Linnaeus is focused on melanoma oncology. However, our technologies have the ability to be used in aesthetics for both skin darkening and skin lightening by increasing and decreasing melanin production. Safe and effective approaches for modulating skin melanocyte function (increasing and decreasing melanin production) for therapeutic benefit are lacking, largely because the factors normally regulating melanocyte homeostasis are complex and incompletely deciphered. Defining these mechanisms is important however, as myriad genetic and acquired conditions including common afflictions such as acne, eczema, vitiligo, ultraviolet (UV) radiation exposure, traumatic injury, and pregnancy are associated with alterations in skin pigmentation that can be extensive and long-lasting (James et al., 2011).
There is currently no available therapeutic that promotes protective eumelanin pigment production. The only method currently available to increase skin melanin is UV exposure. While effective at darkening skin, the requisite DNA damage promotes premature aging, wrinkles, and skin cancer. However, the specific activation of GPER alternatively activates cAMP signaling, bypassing MC1R, to stimulate melanin synthesis, and could therefore be especially useful in this sun-vulnerable population. Selective GPER activation in skin could potentially be a safe alternative to intentional UV radiation exposure (via natural sunlight or tanning beds) for individuals seeking what they perceive as an aesthetically desirable tan.
People with naturally light skin, especially those with red hair, who have a markedly decreased ability to synthesize UV-protective brown eumelanin as a result of inactivating mutations in MC1R (Valverde et al., 1995) could potentially benefit from increased pigmentation. This large population is especially susceptible to photodamage, sunburns, and has an increased lifetime risk of keratinocyte and melanocyte-derived skin cancers (Han et al., 2006).
Commonly utilized approaches for decreasing skin melanin are often unsafe, and involve application of toxic mercury or arsenic compounds, especially common in India, China, Japan, and Korea, but also encountered in the U.S., and recently highlighted in a report from the California Department of Public Health (Report #14–046, 2014), or hydroquinone, a tyrosinase inhibitor, which has been banned in Europe because of concerns regarding its possible association with cancer (McGregor, 2007).
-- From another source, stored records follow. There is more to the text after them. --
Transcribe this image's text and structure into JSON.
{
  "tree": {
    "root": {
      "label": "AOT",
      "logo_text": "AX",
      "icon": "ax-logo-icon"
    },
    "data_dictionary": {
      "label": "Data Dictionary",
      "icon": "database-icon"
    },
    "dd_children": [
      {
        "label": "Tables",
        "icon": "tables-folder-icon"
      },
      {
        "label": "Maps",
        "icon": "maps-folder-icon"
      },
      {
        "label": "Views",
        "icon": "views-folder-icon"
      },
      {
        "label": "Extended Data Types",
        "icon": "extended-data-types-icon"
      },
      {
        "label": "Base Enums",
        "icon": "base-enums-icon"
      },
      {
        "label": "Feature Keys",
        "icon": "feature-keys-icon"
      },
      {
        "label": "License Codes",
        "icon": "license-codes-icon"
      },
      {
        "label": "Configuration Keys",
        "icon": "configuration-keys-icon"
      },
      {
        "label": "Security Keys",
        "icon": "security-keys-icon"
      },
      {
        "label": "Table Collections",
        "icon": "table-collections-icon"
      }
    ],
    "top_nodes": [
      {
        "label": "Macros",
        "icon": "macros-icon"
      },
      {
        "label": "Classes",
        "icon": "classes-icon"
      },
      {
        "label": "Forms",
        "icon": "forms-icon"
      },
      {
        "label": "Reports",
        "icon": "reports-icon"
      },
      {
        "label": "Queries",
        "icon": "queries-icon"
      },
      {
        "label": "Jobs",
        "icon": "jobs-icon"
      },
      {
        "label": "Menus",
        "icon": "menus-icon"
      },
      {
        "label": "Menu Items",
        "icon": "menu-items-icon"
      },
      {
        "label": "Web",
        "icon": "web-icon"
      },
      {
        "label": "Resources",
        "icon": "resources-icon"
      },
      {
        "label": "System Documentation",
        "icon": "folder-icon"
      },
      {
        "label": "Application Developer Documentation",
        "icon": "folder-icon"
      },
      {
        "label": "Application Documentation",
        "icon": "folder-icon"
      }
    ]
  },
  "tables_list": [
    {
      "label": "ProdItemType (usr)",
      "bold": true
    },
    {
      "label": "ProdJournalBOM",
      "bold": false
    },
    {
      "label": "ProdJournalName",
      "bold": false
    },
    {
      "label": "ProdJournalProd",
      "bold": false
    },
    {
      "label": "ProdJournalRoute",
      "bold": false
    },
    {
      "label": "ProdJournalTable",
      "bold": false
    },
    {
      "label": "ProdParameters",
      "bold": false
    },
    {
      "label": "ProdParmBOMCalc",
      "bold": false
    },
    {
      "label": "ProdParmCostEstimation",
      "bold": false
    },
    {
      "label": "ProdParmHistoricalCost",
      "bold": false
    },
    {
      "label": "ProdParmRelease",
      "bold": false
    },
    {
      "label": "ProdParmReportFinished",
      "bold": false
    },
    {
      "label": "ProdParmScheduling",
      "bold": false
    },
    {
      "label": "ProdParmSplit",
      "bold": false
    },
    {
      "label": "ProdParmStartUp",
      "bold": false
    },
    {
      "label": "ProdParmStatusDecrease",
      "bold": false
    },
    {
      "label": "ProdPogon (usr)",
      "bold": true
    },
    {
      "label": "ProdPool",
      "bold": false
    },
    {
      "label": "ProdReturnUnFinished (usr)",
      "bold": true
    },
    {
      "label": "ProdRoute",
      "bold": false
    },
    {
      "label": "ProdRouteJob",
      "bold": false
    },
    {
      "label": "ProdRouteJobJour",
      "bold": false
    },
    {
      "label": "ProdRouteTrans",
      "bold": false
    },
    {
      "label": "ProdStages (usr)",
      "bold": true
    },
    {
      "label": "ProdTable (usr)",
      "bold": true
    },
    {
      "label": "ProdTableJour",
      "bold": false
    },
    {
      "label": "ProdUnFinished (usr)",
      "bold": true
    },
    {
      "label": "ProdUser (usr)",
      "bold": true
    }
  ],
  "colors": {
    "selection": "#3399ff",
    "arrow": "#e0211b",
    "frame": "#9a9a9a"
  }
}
Our findings describe small molecule sex steroid analogs, without these toxicities, that modulate pigment production.